The most famous and the largest of those rivers are Volga, Kama, Irtysh, Ob, Yenisei, and Amur. The bridge across the Yenisei in Krasnoyarsk is one of the symbol of the Trans-Siberian and even represents Krasnoyarsk on Russian money (unfortunately, because of the inflation, it is rare to find the 10 rouble notes)!  The bridge is 1 kilometer long and has been named one of the wonders of Russia. At Paris Universal Exhibition in 1900 the bridge was awarded a gold medal by the special committee with Gustave Eiffel as its head.

a large body of water with a mountain in the background


9. The railway had great success at the Paris Universal Exhibition.

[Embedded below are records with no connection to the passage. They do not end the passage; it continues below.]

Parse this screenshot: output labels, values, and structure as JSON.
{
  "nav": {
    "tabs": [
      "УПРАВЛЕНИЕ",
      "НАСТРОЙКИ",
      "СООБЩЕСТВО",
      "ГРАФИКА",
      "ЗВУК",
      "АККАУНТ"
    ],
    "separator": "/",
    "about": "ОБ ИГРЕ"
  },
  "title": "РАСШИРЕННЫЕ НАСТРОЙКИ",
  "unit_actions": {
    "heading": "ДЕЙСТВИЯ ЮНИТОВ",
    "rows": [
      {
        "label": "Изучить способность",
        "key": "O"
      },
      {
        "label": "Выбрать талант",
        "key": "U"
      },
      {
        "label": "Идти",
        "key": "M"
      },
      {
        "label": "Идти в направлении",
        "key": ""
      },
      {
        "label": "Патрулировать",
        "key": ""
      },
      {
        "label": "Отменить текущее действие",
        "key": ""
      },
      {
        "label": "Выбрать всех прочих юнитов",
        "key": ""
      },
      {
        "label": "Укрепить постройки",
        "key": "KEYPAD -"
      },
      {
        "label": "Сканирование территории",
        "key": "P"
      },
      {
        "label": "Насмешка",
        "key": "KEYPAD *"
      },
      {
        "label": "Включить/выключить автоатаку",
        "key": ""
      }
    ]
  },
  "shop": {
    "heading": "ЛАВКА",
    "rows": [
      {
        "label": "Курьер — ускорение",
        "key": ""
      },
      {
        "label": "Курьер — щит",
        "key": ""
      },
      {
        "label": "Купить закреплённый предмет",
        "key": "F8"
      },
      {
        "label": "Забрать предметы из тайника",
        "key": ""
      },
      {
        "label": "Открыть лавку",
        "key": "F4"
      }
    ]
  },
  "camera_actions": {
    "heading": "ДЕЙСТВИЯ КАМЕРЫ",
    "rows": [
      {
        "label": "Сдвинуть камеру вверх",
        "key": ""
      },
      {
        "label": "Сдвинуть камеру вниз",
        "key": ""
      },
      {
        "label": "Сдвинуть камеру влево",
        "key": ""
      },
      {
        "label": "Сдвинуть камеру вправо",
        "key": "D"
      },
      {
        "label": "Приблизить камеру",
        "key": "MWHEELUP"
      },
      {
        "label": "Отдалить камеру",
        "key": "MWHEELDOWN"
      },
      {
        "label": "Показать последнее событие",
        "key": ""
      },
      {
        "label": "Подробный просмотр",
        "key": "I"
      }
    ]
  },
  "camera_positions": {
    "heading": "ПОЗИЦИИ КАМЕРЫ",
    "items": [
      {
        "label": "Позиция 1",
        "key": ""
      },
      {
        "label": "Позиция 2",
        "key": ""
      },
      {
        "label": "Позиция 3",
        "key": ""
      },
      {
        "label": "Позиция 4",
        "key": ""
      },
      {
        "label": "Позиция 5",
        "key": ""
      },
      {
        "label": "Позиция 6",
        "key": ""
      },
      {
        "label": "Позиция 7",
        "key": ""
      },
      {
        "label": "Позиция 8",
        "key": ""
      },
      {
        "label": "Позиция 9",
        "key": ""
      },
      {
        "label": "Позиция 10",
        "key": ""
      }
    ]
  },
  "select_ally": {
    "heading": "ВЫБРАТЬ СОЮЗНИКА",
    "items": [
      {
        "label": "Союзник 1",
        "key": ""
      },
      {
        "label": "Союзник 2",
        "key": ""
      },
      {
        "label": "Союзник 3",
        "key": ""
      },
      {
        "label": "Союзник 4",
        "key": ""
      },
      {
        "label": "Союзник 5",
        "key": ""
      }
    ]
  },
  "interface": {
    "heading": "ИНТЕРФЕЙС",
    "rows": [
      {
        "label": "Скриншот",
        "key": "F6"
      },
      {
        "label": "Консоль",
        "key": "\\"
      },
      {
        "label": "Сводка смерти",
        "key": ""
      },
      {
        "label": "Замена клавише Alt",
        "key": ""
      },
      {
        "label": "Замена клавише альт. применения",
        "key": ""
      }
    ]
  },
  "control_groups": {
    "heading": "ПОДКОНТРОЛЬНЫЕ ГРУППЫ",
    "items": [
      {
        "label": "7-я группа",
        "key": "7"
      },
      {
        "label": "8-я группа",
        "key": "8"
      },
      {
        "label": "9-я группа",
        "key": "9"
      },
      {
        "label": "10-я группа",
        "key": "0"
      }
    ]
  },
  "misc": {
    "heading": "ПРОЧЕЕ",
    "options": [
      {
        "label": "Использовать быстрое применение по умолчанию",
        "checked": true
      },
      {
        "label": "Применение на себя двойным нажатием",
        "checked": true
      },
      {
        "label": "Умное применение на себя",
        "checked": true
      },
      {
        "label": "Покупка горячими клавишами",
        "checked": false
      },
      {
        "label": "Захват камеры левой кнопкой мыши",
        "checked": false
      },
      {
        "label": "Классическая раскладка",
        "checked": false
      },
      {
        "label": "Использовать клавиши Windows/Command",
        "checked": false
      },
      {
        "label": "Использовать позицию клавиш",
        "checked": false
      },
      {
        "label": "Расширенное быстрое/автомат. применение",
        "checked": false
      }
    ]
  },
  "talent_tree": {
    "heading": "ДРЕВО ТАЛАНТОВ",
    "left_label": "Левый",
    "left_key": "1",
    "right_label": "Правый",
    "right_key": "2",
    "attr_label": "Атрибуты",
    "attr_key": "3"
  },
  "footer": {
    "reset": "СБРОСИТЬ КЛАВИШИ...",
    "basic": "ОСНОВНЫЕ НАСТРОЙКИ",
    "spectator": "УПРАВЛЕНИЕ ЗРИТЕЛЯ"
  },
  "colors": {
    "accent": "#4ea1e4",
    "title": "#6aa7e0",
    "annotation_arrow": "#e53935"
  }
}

At the same exhibition, Russia also presented the Railway Panorama: a simulated train ride, that showed the highlights of the Trans-Siberian trip from Moscow to Beijing. The audience would sit in the luxury railway cars and watch the panorama through the windows. This installation was very popular and after Paris traveled to the USA. Today it is preserved in the Hermitage museum of St Petersburg, and there are plans of restoring it and showing to the public.

a blue and white boat sitting next to a body of water

10. You get to admire magnificent Lake Baikal.

The last fact about the Trans-Siberian railway is about the pearl of Siberia. For quite a distance – 207 kilometers – the railway goes along the deepest freshwater lake in the world. Lake Baikal is one of the famous natural wonders of Russia, with its own unique ecosystem and multiple species endemic to the region of Baikal, including omul fish. Lake Baikal is worshipped in the traditional cultures of the Evens and the Buryats as a sacred place of power, and it is hard to disagree with them standing on its shores or even just passing by and admiring the lake from your windows.